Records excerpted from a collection

——————

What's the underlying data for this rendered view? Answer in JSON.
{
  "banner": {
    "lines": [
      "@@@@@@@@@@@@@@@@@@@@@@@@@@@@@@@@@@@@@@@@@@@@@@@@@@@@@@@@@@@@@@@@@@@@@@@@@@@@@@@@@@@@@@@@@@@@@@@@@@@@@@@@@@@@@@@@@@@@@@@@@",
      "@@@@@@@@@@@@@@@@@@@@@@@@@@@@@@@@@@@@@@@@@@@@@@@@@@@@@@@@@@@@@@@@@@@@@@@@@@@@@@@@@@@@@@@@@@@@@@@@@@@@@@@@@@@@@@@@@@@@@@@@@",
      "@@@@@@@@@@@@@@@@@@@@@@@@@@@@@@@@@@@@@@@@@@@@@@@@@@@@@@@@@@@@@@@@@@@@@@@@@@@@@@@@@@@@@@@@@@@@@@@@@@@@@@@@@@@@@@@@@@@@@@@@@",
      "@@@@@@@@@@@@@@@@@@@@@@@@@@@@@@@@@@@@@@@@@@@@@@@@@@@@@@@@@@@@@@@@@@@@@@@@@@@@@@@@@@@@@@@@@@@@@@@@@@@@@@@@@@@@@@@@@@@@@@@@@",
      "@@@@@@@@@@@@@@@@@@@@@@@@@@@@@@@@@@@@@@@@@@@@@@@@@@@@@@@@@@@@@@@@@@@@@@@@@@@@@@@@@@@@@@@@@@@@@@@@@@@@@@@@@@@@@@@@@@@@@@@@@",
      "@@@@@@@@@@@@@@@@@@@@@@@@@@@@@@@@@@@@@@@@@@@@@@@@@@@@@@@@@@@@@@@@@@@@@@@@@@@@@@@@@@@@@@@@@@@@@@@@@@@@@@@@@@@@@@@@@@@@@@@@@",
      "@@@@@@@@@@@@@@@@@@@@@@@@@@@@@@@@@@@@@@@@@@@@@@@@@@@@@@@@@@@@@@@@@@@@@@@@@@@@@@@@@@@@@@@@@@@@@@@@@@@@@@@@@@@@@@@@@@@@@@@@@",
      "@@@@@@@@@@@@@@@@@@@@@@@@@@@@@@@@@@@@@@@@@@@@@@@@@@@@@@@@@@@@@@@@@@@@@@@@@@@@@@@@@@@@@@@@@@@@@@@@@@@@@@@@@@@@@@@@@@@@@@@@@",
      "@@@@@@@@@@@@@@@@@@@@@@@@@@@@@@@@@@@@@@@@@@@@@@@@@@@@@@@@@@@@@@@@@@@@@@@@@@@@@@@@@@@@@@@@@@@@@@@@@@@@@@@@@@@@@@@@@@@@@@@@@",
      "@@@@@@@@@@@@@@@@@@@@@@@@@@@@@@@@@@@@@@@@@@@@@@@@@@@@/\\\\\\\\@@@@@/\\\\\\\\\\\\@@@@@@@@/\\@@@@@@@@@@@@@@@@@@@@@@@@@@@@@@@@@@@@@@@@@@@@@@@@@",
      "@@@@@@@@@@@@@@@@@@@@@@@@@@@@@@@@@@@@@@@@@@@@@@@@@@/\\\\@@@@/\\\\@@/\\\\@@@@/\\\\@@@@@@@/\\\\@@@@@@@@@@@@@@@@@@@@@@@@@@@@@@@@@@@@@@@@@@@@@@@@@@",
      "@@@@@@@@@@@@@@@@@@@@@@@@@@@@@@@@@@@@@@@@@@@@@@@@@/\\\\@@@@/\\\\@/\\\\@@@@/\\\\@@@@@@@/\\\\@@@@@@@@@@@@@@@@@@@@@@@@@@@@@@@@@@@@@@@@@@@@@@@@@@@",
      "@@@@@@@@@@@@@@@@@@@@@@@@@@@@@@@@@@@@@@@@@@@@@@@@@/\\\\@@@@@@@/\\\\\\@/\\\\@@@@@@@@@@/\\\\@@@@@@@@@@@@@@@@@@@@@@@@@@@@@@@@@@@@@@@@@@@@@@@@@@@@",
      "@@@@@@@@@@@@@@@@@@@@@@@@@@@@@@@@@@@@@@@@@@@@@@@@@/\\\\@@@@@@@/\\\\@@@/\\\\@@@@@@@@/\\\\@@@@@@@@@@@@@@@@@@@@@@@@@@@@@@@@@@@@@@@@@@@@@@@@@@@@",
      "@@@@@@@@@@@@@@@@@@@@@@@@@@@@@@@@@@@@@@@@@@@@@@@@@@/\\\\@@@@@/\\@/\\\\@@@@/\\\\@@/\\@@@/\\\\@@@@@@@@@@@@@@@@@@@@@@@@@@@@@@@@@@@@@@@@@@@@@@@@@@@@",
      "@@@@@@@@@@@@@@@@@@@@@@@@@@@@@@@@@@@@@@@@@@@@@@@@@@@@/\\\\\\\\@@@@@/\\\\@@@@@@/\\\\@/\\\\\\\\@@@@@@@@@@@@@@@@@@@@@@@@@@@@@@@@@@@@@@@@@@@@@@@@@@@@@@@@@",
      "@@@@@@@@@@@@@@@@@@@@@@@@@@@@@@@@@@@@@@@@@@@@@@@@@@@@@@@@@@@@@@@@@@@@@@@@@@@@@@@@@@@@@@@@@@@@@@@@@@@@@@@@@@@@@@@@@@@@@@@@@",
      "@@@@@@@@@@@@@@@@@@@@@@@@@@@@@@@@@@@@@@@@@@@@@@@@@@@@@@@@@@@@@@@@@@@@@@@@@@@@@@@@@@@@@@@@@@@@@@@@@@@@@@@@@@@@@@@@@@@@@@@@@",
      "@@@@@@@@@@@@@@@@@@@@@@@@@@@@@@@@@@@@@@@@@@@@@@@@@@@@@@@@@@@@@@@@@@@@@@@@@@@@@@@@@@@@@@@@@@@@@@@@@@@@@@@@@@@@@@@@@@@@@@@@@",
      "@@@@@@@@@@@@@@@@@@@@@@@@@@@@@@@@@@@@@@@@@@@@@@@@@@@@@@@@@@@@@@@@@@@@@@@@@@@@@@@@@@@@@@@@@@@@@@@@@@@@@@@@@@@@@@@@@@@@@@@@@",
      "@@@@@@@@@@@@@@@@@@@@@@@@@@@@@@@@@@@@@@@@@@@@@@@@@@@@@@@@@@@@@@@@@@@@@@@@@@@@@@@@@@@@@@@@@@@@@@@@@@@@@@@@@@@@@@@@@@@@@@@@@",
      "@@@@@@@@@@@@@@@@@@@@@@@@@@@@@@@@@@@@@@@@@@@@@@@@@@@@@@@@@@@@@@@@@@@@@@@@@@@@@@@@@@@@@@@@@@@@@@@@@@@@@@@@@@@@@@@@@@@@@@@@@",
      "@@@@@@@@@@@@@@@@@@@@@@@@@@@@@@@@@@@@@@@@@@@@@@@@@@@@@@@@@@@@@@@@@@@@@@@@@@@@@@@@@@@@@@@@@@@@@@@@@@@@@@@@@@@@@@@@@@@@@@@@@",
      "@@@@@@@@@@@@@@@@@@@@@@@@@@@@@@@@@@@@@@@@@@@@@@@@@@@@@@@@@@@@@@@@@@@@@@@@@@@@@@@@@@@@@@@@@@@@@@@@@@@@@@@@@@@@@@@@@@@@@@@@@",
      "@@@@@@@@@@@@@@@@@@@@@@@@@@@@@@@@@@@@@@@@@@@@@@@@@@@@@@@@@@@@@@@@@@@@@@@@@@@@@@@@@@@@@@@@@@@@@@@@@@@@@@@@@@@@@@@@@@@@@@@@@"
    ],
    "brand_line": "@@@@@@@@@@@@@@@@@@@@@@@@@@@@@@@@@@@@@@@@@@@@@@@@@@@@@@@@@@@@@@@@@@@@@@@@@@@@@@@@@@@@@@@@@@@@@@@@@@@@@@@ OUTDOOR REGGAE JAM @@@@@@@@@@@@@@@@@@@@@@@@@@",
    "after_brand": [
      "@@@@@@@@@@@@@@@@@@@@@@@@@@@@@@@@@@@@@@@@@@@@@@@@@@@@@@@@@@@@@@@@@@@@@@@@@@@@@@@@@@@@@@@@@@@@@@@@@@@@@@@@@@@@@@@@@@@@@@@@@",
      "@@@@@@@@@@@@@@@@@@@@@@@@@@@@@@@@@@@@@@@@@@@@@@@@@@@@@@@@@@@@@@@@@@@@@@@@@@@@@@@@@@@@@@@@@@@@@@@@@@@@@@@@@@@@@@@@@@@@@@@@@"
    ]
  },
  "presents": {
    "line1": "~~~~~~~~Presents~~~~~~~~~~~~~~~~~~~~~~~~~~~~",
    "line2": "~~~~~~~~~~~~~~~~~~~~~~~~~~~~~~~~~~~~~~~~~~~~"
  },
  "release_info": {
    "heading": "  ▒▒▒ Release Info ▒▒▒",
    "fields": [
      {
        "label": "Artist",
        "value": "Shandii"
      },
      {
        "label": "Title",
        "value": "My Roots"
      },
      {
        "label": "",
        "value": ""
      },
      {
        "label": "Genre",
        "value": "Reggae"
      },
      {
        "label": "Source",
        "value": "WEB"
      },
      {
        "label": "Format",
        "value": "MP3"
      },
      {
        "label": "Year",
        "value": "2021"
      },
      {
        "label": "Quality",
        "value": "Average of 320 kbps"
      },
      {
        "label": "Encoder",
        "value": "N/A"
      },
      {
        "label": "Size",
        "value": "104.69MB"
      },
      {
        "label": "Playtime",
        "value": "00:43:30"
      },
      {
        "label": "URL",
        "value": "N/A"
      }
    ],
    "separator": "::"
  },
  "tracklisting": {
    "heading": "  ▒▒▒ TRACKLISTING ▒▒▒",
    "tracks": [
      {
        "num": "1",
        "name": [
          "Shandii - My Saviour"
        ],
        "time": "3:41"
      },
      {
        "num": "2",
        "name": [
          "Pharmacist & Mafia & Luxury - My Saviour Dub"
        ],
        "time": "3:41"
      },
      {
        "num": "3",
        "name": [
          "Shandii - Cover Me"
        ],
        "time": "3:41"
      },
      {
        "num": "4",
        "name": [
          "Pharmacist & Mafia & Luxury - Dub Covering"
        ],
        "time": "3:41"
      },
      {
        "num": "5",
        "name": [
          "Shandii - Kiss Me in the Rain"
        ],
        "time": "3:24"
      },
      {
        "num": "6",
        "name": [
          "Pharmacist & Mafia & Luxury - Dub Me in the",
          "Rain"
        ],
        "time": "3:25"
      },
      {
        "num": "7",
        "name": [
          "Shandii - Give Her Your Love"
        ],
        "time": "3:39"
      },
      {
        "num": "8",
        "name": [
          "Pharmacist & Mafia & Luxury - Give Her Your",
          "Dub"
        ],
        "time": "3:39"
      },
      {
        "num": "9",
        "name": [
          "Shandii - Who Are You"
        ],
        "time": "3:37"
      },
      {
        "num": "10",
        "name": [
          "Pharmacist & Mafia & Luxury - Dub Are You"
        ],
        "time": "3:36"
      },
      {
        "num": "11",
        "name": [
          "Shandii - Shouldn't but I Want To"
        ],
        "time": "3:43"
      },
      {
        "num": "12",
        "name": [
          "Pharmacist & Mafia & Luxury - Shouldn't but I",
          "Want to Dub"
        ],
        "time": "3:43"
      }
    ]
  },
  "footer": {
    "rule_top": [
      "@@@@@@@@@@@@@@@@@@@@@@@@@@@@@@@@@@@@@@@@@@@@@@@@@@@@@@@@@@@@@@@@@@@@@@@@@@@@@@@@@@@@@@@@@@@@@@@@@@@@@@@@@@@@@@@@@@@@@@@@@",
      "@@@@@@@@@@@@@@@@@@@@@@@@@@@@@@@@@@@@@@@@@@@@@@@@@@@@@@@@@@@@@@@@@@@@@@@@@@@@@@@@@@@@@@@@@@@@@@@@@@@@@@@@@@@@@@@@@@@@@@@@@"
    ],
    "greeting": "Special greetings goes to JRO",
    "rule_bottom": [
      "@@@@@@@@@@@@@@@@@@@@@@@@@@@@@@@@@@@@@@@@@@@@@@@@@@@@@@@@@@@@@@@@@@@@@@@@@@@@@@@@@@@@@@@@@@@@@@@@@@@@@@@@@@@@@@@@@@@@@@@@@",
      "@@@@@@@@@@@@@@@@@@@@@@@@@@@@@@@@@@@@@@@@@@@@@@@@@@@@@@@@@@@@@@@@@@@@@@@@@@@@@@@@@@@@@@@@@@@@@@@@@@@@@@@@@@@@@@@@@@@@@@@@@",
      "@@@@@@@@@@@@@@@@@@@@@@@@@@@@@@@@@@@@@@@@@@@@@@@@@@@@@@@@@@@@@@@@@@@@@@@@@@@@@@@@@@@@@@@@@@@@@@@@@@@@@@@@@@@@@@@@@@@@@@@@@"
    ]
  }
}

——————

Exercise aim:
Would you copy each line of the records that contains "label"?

Response:
        "label": "Artist",
        "label": "Title",
        "label": "",
        "label": "Genre",
        "label": "Source",
        "label": "Format",
        "label": "Year",
        "label": "Quality",
        "label": "Encoder",
        "label": "Size",
        "label": "Playtime",
        "label": "URL",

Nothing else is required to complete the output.